▶ _Problem description_:
Write out each line from the data below that includes the word "LEDx".

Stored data
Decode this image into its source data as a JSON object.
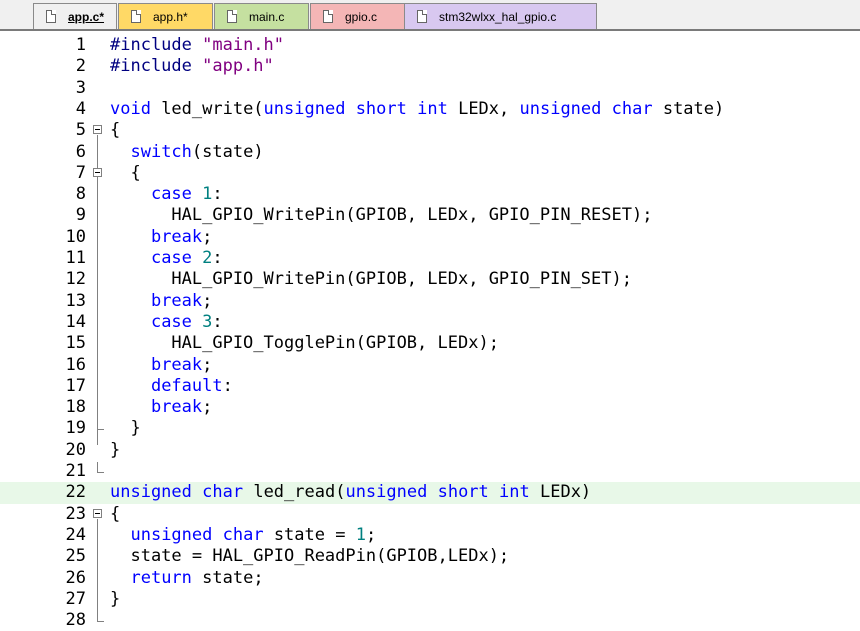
{
  "tabs": [
    {
      "label": "app.c*",
      "color": "#f0f0f0",
      "active": true
    },
    {
      "label": "app.h*",
      "color": "#ffd966",
      "active": false
    },
    {
      "label": "main.c",
      "color": "#c5e0a0",
      "active": false
    },
    {
      "label": "gpio.c",
      "color": "#f4b6b6",
      "active": false
    },
    {
      "label": "stm32wlxx_hal_gpio.c",
      "color": "#d8c8f0",
      "active": false
    }
  ],
  "lines": [
    {
      "n": "1",
      "code": "#include \"main.h\""
    },
    {
      "n": "2",
      "code": "#include \"app.h\""
    },
    {
      "n": "3",
      "code": ""
    },
    {
      "n": "4",
      "code": "void led_write(unsigned short int LEDx, unsigned char state)"
    },
    {
      "n": "5",
      "code": "{"
    },
    {
      "n": "6",
      "code": "  switch(state)"
    },
    {
      "n": "7",
      "code": "  {"
    },
    {
      "n": "8",
      "code": "    case 1:"
    },
    {
      "n": "9",
      "code": "      HAL_GPIO_WritePin(GPIOB, LEDx, GPIO_PIN_RESET);"
    },
    {
      "n": "10",
      "code": "    break;"
    },
    {
      "n": "11",
      "code": "    case 2:"
    },
    {
      "n": "12",
      "code": "      HAL_GPIO_WritePin(GPIOB, LEDx, GPIO_PIN_SET);"
    },
    {
      "n": "13",
      "code": "    break;"
    },
    {
      "n": "14",
      "code": "    case 3:"
    },
    {
      "n": "15",
      "code": "      HAL_GPIO_TogglePin(GPIOB, LEDx);"
    },
    {
      "n": "16",
      "code": "    break;"
    },
    {
      "n": "17",
      "code": "    default:"
    },
    {
      "n": "18",
      "code": "    break;"
    },
    {
      "n": "19",
      "code": "  }"
    },
    {
      "n": "20",
      "code": "}"
    },
    {
      "n": "21",
      "code": ""
    },
    {
      "n": "22",
      "code": "unsigned char led_read(unsigned short int LEDx)"
    },
    {
      "n": "23",
      "code": "{"
    },
    {
      "n": "24",
      "code": "  unsigned char state = 1;"
    },
    {
      "n": "25",
      "code": "  state = HAL_GPIO_ReadPin(GPIOB,LEDx);"
    },
    {
      "n": "26",
      "code": "  return state;"
    },
    {
      "n": "27",
      "code": "}"
    },
    {
      "n": "28",
      "code": ""
    }
  ],
  "highlighted_line": "22",
  "colors": {
    "keyword": "#0000ff",
    "number": "#008080",
    "string": "#800080",
    "highlight": "#e8f8e8"
  }
}
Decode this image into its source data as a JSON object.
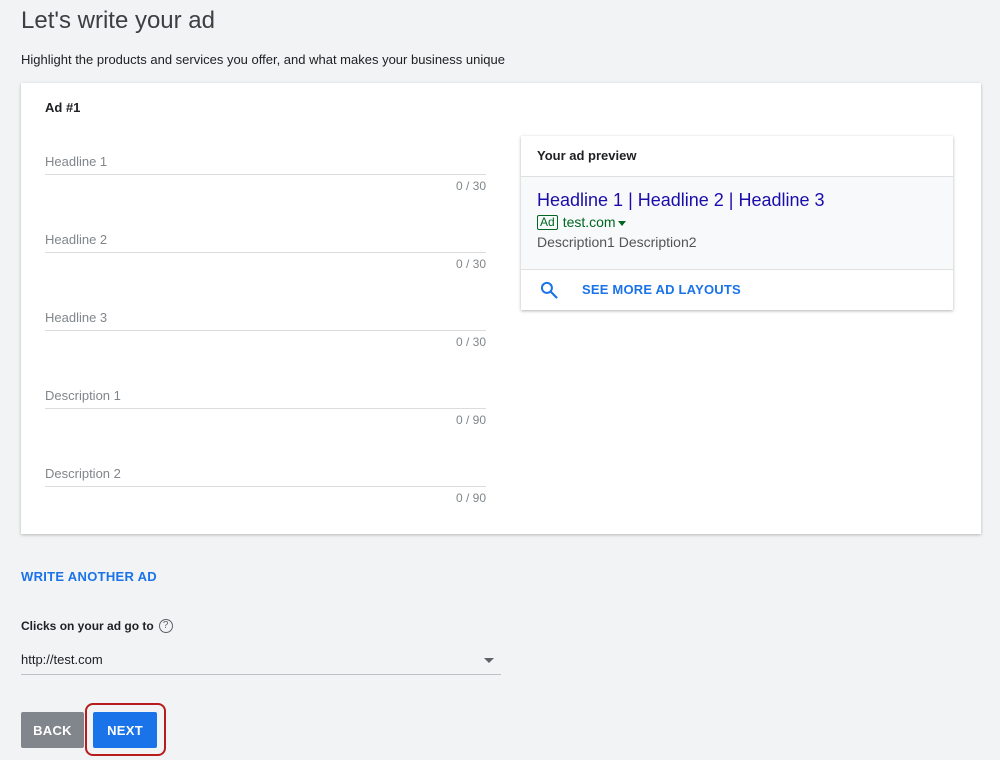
{
  "page": {
    "title": "Let's write your ad",
    "subtitle": "Highlight the products and services you offer, and what makes your business unique"
  },
  "ad": {
    "title": "Ad #1",
    "fields": [
      {
        "placeholder": "Headline 1",
        "value": "",
        "counter": "0 / 30"
      },
      {
        "placeholder": "Headline 2",
        "value": "",
        "counter": "0 / 30"
      },
      {
        "placeholder": "Headline 3",
        "value": "",
        "counter": "0 / 30"
      },
      {
        "placeholder": "Description 1",
        "value": "",
        "counter": "0 / 90"
      },
      {
        "placeholder": "Description 2",
        "value": "",
        "counter": "0 / 90"
      }
    ]
  },
  "preview": {
    "header": "Your ad preview",
    "headline": "Headline 1 | Headline 2 | Headline 3",
    "ad_badge": "Ad",
    "url": "test.com",
    "description": "Description1 Description2",
    "more_layouts_label": "SEE MORE AD LAYOUTS",
    "more_layouts_icon": "search-icon"
  },
  "write_another_label": "WRITE ANOTHER AD",
  "destination": {
    "label": "Clicks on your ad go to",
    "help_icon": "help-icon",
    "help_glyph": "?",
    "value": "http://test.com"
  },
  "buttons": {
    "back": "BACK",
    "next": "NEXT"
  },
  "colors": {
    "accent": "#1a73e8",
    "preview_link": "#1a0dab",
    "preview_url": "#006621",
    "highlight": "#b71c1c"
  }
}
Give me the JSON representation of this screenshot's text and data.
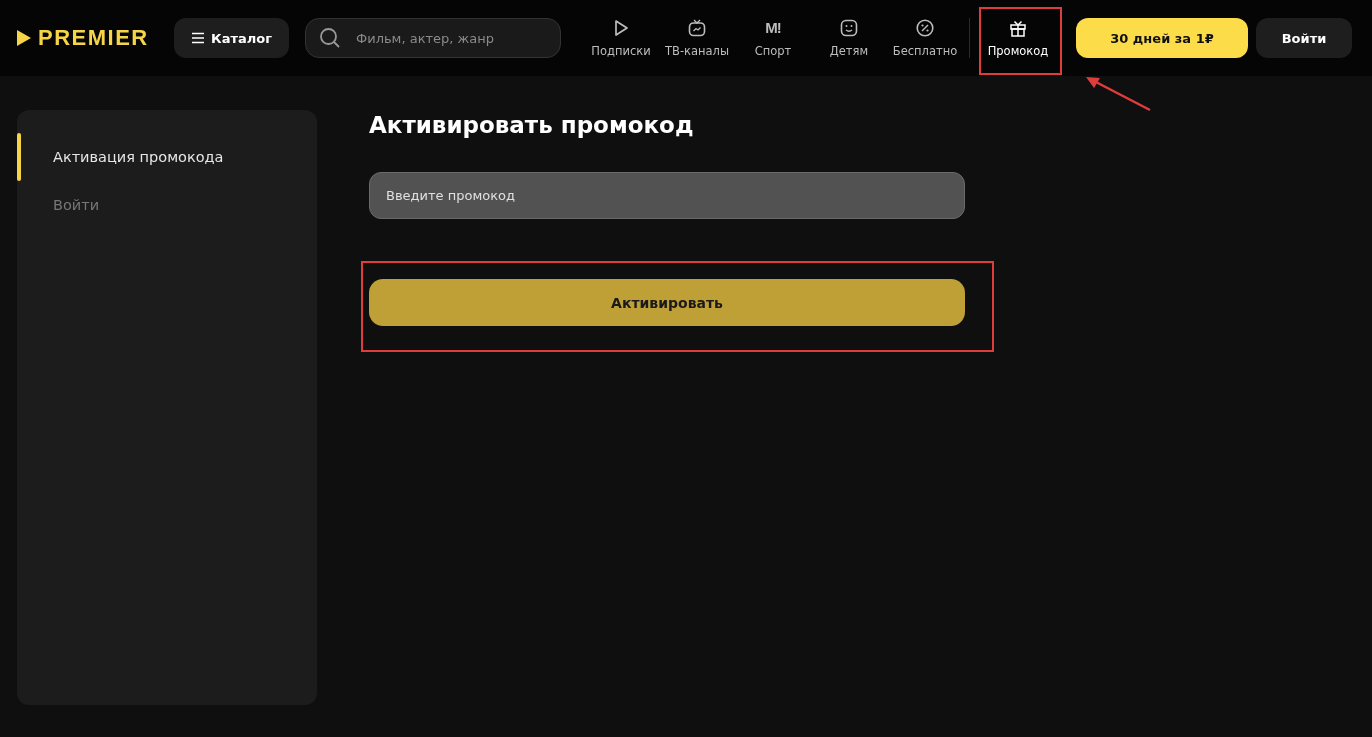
{
  "header": {
    "logo": "PREMIER",
    "catalog_button": "Каталог",
    "search": {
      "placeholder": "Фильм, актер, жанр"
    },
    "nav": [
      {
        "kind": "play",
        "label": "Подписки",
        "selected": false
      },
      {
        "kind": "tv",
        "label": "ТВ-каналы",
        "selected": false
      },
      {
        "kind": "sport",
        "icon_text": "M!",
        "label": "Спорт",
        "selected": false
      },
      {
        "kind": "kids",
        "label": "Детям",
        "selected": false
      },
      {
        "kind": "free",
        "label": "Бесплатно",
        "selected": false
      },
      {
        "kind": "gift",
        "label": "Промокод",
        "selected": true
      }
    ],
    "trial_button": "30 дней за 1₽",
    "login_button": "Войти"
  },
  "sidebar": {
    "items": [
      {
        "label": "Активация промокода",
        "selected": true
      },
      {
        "label": "Войти",
        "selected": false
      }
    ]
  },
  "content": {
    "title": "Активировать промокод",
    "promo_field": {
      "placeholder": "Введите промокод"
    },
    "activate_button": "Активировать"
  }
}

▶ _Exercise answer_:
      "code": "void led_write(unsigned short int LEDx, unsigned char state)"
      "code": "      HAL_GPIO_WritePin(GPIOB, LEDx, GPIO_PIN_RESET);"
      "code": "      HAL_GPIO_WritePin(GPIOB, LEDx, GPIO_PIN_SET);"
      "code": "      HAL_GPIO_TogglePin(GPIOB, LEDx);"
      "code": "unsigned char led_read(unsigned short int LEDx)"
      "code": "  state = HAL_GPIO_ReadPin(GPIOB,LEDx);"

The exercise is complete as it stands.